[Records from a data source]
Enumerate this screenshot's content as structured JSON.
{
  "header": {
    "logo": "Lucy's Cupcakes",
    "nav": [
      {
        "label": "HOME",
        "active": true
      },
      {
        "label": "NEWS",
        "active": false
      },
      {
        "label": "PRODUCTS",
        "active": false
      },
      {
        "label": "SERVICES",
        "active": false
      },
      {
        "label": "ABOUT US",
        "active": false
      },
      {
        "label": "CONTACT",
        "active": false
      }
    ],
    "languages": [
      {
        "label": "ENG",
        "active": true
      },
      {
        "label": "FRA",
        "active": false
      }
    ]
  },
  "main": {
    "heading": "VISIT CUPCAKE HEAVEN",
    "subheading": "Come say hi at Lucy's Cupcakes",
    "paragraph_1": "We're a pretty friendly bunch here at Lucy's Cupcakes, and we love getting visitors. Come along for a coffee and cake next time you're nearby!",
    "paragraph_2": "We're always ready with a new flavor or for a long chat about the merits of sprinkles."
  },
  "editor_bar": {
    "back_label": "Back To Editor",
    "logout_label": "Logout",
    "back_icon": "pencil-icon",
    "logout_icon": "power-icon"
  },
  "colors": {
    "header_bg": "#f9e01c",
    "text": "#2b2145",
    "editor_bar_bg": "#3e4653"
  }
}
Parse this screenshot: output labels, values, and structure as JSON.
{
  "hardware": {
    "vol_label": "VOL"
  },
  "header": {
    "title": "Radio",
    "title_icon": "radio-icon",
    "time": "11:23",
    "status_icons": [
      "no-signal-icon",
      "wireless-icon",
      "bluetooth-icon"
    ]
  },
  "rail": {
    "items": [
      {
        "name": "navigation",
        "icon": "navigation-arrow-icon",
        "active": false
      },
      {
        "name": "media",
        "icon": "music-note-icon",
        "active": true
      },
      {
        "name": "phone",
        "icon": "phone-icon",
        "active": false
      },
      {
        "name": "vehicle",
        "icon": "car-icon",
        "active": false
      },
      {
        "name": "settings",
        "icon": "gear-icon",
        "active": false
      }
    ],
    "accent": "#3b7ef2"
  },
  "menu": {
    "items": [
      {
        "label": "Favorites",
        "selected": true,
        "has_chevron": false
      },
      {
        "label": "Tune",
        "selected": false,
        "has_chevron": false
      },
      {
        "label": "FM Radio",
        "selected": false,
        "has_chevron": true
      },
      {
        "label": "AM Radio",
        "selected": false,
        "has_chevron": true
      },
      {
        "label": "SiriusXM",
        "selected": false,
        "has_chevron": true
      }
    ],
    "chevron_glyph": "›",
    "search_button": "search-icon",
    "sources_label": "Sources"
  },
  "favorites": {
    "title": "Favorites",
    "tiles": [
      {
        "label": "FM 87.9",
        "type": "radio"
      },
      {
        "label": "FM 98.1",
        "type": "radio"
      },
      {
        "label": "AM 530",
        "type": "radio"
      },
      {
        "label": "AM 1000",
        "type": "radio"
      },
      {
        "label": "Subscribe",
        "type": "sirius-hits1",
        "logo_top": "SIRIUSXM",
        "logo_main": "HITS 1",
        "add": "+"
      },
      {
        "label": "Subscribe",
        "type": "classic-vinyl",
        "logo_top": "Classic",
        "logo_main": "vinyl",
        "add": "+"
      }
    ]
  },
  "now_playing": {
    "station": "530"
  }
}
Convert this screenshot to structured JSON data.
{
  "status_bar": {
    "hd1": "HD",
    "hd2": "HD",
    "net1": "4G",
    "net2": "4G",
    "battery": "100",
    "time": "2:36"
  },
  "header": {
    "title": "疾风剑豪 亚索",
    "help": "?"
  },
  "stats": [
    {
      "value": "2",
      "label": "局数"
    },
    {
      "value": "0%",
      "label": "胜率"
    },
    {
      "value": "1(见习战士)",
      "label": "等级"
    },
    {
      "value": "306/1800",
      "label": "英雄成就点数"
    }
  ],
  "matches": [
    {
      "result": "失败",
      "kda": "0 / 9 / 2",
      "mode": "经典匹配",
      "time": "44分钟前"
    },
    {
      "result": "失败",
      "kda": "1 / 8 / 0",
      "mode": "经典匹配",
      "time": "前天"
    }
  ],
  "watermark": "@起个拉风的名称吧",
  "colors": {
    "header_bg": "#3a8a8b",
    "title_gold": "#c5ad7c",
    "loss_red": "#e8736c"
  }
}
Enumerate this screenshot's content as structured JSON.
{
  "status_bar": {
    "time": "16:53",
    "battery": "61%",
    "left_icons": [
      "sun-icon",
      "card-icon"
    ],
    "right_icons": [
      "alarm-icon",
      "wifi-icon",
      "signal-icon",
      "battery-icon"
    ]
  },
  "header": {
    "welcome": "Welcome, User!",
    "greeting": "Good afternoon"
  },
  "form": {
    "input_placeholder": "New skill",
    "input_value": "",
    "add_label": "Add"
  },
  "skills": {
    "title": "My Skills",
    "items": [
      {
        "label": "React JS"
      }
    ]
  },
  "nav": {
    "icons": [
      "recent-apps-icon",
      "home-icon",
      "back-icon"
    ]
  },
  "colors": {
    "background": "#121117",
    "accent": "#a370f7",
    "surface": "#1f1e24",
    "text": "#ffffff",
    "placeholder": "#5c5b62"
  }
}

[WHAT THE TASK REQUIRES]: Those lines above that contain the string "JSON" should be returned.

[OUTPUT FOR THIS TASK]:
Enumerate this screenshot's content as structured JSON.
Parse this screenshot: output labels, values, and structure as JSON.
Convert this screenshot to structured JSON data.
Enumerate this screenshot's content as structured JSON.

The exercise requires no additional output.